Return the records verbatim.

START Extracted data

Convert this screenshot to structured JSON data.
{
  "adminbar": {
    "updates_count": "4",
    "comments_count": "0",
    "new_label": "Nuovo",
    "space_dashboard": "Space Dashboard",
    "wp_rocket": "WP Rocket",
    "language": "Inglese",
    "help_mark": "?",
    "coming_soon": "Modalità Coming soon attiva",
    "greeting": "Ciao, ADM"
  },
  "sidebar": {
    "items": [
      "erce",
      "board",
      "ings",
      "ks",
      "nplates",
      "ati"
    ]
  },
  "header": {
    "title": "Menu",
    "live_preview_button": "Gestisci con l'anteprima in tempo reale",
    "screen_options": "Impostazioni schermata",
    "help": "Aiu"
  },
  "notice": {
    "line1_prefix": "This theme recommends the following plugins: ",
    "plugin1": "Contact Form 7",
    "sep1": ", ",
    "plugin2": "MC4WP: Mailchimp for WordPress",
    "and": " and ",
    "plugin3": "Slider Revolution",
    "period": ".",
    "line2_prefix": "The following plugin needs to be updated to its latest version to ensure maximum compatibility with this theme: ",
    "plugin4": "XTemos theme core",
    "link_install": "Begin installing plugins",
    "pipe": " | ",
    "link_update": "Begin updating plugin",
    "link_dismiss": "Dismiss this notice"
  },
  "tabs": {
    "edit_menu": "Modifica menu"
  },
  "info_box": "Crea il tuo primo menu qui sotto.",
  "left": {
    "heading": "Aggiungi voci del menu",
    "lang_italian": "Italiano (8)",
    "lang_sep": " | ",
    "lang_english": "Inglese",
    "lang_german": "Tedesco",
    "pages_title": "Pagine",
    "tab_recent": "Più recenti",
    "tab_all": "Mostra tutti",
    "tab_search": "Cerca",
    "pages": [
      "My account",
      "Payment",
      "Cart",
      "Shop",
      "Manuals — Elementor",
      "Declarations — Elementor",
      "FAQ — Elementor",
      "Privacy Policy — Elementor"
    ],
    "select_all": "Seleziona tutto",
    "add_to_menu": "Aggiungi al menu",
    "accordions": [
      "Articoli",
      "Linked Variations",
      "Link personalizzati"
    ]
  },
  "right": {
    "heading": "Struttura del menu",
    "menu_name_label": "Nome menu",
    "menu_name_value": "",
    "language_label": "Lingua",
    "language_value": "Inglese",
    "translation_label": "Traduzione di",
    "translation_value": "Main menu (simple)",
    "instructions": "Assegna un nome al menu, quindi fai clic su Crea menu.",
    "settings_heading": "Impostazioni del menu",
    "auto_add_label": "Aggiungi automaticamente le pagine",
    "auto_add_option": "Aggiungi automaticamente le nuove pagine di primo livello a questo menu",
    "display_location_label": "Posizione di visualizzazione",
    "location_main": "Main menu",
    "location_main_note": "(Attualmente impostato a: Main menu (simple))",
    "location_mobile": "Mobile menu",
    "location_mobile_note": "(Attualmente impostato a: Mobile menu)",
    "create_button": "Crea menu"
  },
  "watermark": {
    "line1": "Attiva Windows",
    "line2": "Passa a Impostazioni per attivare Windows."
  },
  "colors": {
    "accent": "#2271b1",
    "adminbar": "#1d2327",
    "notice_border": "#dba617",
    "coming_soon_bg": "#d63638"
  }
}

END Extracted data

Expected answer ::
Convert this screenshot to structured JSON data.
{
  "adminbar": {
    "updates_count": "4",
    "comments_count": "0",
    "new_label": "Nuovo",
    "space_dashboard": "Space Dashboard",
    "wp_rocket": "WP Rocket",
    "language": "Inglese",
    "help_mark": "?",
    "coming_soon": "Modalità Coming soon attiva",
    "greeting": "Ciao, ADM"
  },
  "sidebar": {
    "items": [
      "erce",
      "board",
      "ings",
      "ks",
      "nplates",
      "ati"
    ]
  },
  "header": {
    "title": "Menu",
    "live_preview_button": "Gestisci con l'anteprima in tempo reale",
    "screen_options": "Impostazioni schermata",
    "help": "Aiu"
  },
  "notice": {
    "line1_prefix": "This theme recommends the following plugins: ",
    "plugin1": "Contact Form 7",
    "sep1": ", ",
    "plugin2": "MC4WP: Mailchimp for WordPress",
    "and": " and ",
    "plugin3": "Slider Revolution",
    "period": ".",
    "line2_prefix": "The following plugin needs to be updated to its latest version to ensure maximum compatibility with this theme: ",
    "plugin4": "XTemos theme core",
    "link_install": "Begin installing plugins",
    "pipe": " | ",
    "link_update": "Begin updating plugin",
    "link_dismiss": "Dismiss this notice"
  },
  "tabs": {
    "edit_menu": "Modifica menu"
  },
  "info_box": "Crea il tuo primo menu qui sotto.",
  "left": {
    "heading": "Aggiungi voci del menu",
    "lang_italian": "Italiano (8)",
    "lang_sep": " | ",
    "lang_english": "Inglese",
    "lang_german": "Tedesco",
    "pages_title": "Pagine",
    "tab_recent": "Più recenti",
    "tab_all": "Mostra tutti",
    "tab_search": "Cerca",
    "pages": [
      "My account",
      "Payment",
      "Cart",
      "Shop",
      "Manuals — Elementor",
      "Declarations — Elementor",
      "FAQ — Elementor",
      "Privacy Policy — Elementor"
    ],
    "select_all": "Seleziona tutto",
    "add_to_menu": "Aggiungi al menu",
    "accordions": [
      "Articoli",
      "Linked Variations",
      "Link personalizzati"
    ]
  },
  "right": {
    "heading": "Struttura del menu",
    "menu_name_label": "Nome menu",
    "menu_name_value": "",
    "language_label": "Lingua",
    "language_value": "Inglese",
    "translation_label": "Traduzione di",
    "translation_value": "Main menu (simple)",
    "instructions": "Assegna un nome al menu, quindi fai clic su Crea menu.",
    "settings_heading": "Impostazioni del menu",
    "auto_add_label": "Aggiungi automaticamente le pagine",
    "auto_add_option": "Aggiungi automaticamente le nuove pagine di primo livello a questo menu",
    "display_location_label": "Posizione di visualizzazione",
    "location_main": "Main menu",
    "location_main_note": "(Attualmente impostato a: Main menu (simple))",
    "location_mobile": "Mobile menu",
    "location_mobile_note": "(Attualmente impostato a: Mobile menu)",
    "create_button": "Crea menu"
  },
  "watermark": {
    "line1": "Attiva Windows",
    "line2": "Passa a Impostazioni per attivare Windows."
  },
  "colors": {
    "accent": "#2271b1",
    "adminbar": "#1d2327",
    "notice_border": "#dba617",
    "coming_soon_bg": "#d63638"
  }
}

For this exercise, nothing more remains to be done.